Emulsions and dispersions are ubiquitous in the chemical process industries and form the basis of many food, pharmaceutical, personal care and other consumer products. An important step in equipment selection is prediction of drop size for a variety of devices ranging from stirred tanks and static mixers to high shear rotor-stator mills and high-pressure homogenizers. While these devices are of disparate geometry, their analysis can be put on common ground by connecting drop behaviour to local hydrodynamics. Mechanistic models for drop break up and particle fracture are based on the local, scale dependent fluid stress. As a result, having accurate estimates of the extent and intensity of the dispersion zone allows tuning of models for drop size, scaling of drop size data from one device to another of different geometry but with similar local hydrodynamics, and development of physical models for dispersion in the absence of size data.
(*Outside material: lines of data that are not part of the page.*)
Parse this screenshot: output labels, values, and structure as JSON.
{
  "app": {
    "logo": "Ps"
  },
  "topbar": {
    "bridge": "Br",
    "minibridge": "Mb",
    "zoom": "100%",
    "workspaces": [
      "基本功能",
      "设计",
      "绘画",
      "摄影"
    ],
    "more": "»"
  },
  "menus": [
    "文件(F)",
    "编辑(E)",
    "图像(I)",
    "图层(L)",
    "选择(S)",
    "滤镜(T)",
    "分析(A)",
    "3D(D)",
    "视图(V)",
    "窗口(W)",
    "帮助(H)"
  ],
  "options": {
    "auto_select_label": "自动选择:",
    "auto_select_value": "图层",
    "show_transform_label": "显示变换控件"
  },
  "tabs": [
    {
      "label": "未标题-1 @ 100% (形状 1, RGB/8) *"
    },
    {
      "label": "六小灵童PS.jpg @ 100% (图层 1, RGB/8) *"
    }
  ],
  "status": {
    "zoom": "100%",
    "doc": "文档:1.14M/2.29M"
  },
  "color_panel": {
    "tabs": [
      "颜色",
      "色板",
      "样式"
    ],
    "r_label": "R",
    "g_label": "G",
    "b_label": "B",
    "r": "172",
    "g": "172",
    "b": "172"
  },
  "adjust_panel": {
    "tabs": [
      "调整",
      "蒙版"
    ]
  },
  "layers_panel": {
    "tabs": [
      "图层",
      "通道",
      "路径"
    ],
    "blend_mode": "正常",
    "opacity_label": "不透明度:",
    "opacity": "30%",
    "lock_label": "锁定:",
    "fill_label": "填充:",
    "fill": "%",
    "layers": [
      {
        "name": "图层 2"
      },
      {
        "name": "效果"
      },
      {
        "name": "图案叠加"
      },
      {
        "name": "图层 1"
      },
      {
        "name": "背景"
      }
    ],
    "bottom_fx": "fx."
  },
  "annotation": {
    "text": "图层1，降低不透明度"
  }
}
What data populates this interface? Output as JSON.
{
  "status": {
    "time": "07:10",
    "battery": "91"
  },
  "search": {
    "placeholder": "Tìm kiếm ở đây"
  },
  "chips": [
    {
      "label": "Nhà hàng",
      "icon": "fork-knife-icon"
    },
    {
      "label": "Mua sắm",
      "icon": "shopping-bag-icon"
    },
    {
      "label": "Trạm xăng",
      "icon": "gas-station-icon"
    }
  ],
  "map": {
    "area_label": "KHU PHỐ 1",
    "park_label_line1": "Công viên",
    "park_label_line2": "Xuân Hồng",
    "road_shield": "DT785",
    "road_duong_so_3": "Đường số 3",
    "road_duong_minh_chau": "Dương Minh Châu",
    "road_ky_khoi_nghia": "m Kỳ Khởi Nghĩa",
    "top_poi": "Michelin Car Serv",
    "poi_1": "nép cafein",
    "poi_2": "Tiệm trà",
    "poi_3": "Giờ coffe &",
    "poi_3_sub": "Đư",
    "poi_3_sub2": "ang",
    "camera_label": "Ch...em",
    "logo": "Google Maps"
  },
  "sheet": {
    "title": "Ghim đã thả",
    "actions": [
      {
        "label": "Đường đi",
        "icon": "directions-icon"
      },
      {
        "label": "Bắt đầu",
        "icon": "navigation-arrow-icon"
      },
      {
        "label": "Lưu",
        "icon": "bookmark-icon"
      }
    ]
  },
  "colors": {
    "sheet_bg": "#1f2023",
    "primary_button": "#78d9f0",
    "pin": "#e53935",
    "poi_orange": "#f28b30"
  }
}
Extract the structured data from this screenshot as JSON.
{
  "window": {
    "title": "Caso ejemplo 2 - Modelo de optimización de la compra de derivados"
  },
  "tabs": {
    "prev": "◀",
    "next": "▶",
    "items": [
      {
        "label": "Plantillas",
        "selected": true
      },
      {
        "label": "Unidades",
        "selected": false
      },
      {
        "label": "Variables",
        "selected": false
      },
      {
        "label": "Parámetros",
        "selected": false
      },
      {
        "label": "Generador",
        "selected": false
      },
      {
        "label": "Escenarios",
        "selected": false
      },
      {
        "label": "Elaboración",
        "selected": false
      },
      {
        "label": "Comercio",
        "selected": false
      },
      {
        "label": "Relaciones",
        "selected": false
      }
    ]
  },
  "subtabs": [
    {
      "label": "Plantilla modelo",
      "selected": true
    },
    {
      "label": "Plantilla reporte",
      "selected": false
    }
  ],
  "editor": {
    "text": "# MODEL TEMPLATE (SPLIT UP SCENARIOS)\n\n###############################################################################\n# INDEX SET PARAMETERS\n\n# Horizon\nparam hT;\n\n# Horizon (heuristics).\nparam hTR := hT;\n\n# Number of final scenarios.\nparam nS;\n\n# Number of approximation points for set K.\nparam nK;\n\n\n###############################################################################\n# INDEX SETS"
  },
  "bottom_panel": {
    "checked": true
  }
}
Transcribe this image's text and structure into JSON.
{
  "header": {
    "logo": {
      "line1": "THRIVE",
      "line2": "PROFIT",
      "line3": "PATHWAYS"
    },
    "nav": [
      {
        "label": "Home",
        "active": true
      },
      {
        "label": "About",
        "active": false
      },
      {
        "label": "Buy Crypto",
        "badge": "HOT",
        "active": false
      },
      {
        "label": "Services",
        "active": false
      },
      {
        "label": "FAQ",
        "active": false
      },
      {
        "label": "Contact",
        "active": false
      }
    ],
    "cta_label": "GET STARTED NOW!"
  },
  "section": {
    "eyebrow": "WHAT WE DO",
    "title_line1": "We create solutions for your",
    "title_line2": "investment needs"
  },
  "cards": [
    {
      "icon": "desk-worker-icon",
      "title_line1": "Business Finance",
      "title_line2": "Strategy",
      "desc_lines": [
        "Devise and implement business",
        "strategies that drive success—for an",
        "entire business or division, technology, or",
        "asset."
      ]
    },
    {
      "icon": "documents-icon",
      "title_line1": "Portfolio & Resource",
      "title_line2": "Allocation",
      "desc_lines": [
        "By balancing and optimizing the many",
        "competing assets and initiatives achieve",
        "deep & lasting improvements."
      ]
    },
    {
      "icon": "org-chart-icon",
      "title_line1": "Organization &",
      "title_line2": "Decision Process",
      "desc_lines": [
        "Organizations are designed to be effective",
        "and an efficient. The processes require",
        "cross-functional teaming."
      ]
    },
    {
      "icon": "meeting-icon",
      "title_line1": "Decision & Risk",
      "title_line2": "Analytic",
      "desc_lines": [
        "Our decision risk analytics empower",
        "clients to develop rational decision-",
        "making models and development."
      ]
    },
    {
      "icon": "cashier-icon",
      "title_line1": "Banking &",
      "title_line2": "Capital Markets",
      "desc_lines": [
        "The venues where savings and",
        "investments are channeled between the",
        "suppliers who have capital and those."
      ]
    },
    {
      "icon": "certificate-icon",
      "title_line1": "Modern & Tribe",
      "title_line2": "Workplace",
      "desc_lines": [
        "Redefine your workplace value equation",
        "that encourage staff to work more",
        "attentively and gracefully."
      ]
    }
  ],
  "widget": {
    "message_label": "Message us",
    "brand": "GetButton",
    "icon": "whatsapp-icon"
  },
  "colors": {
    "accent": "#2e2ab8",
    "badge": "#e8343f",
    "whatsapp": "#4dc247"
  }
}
Scaling arguments will be presented for laminar flow where local shear rate governs drop behaviour, and for turbulent flow where the forces acting on a drop transitions from inertial to viscous as the drop size decreases and local turbulent energy dissipation rate (power per mass) governs drop dynamics. The role of surfactants will be considered. Mechanistic correlations for drop size distribution will be presented and related to local hydrodynamics. The efficacy of different approaches to estimate local deformation rates will be discussed. Detailed flow field results, both experimental and via CFD, will be presented and related to drop or particle dispersion. Population Balance Models (PBM) will be considered with respect to development of breakage kernels and validation of modern CFD-PBM simulations. Examples will be taken from the author’s work as well as that of others. Limitations and future directions will be discussed. The presenter was Dr. Leng’s co-author on the NAMF Handbook chapter titled “Immiscible Liquid-Liquid Systems”. There will be recurring reference to Doug’s contributions as well as his influence on the current practice and research directions.